The eventual call from our families to provide assistance has increased quite a bit in the past few decades, and it is certain to continue to grow simply because we are all living much longer. As men's and women's life spans have increased, we are now living with disabling illnesses that people never had before (such as dementia, osteoporosis, postmenopausal breast cancer, cardiovascular disease). With longevity comes a greater number of older individuals who have chronic health problems and need some measure of care--and the call has gone out to men to be caregivers. It's good to check in with yourself periodically throughout this process. Remember to use the Path to Self-Compassion flow chart to personalize and guide your approach, as well as the personal preparations for self-compassion practice that were developed and suggested in the Getting Started section of article 1. HOW DID YOU DO? These practice monitoring questions can help support and track your practice: Did anything surprise you? If so, what? As with any new skill or behavior, it's important to stay motivated and engaged. reinforcing, and rewarding your hard work along the way can be very useful. Taking some time to appreciate your efforts and give yourself some positive response or reward will increase the likelihood of you continuing with your plan and will reinforce the new behaviors you are building. As you implement and reflect on your self-compassion plan, don't forget to acknowledge your efforts and reward yourself! You've been repeating the old self-talk for years, and it will take a while to overwrite this programming. Some people have even reported that it seemed like the old programming tried to talk them out of the new programming. It's important to select positive self-talk phrases that have meaning and power for you, phrases that you like hearing. Here are some of the techniques people use to program positive self-talk phrases: Mirror, mirror on the wall: First thing in the morning, as you are in the bathroom preparing for your day, repeat your positive self-talk phrases aloud to your image in the mirror. Do this a minimum of ten times. Say the phrases with energy and enthusiasm.

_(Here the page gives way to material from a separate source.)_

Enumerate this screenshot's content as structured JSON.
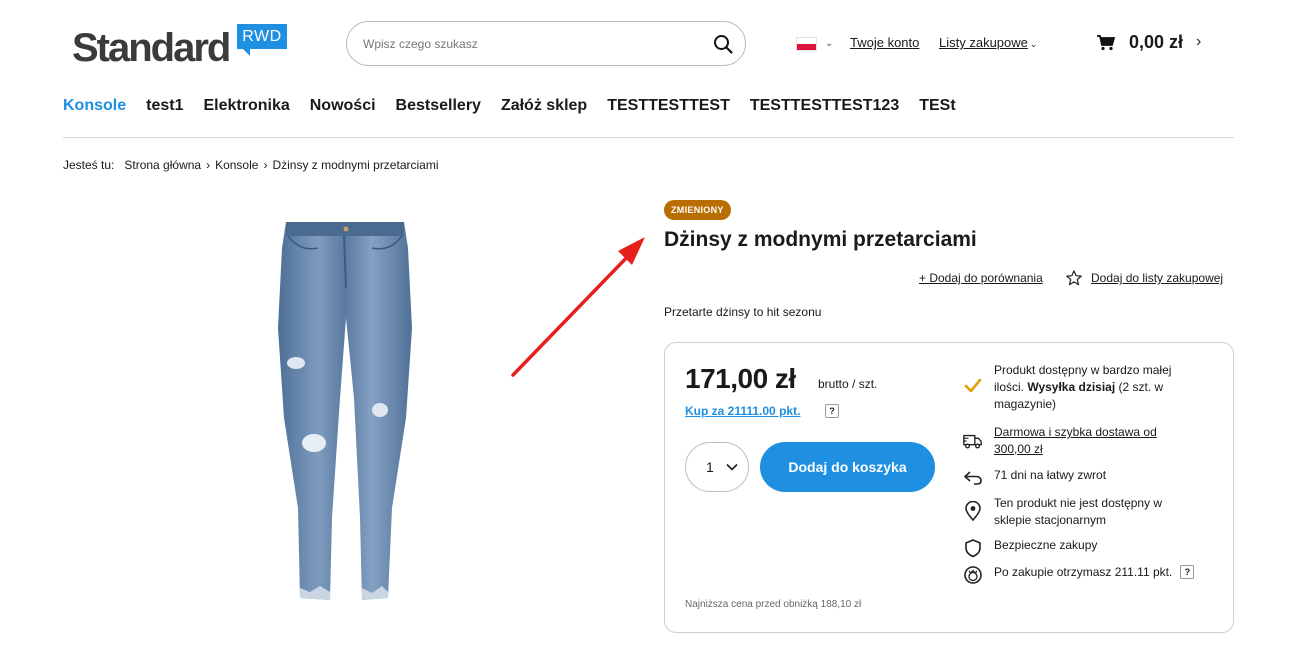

Sticky notes: One way to remind yourself of your new positive programming is to put sticky notes up in visible places. The note doesn't have to contain the whole phrase, just enough of a cue to trigger the full phrase in your mind. During the day they take out the cards and read the phrases aloud. This was the most ambitious goal available, called insane. Many hours later, when Sally and Esther came in from the cold, I realized I had not moved an inch the whole day. I had not done five lessons, but fifty lessons, and I had gained five hundred points. going to bed, I wrote down a set of rules for the month: Only listen to French radio (France Culture) Only read French newspapers (Le Monde) Only watch French television and French movies (France 24) Only listen to French music Only read articles in French Eat lunch with a French person twice a week GUIDED MASTERY Brad Anderson, a friend and collaborator on this article, had lunch a few years ago as part of an interview team with Dr Albert Bandura, the fourth most frequently cited psychologist of all time, behind the likes of Skinner and Freud. Still working at Stanford in his late eighties, Bandura spent years studying phobias and developed a brilliant methodology for working people through their fears. We're not talking about little, easily managed fears here. During their lunch, Bandura told Brad about a woman in Santa Barbara who had a phobia of snakes. She'd read a story in the paper about a woman in San Francisco who had a snake crawl up through the sewer and into her toilet. The woman in Santa Barbara was now so paralyzed by her fear of snakes that she couldn't go to the bathroom.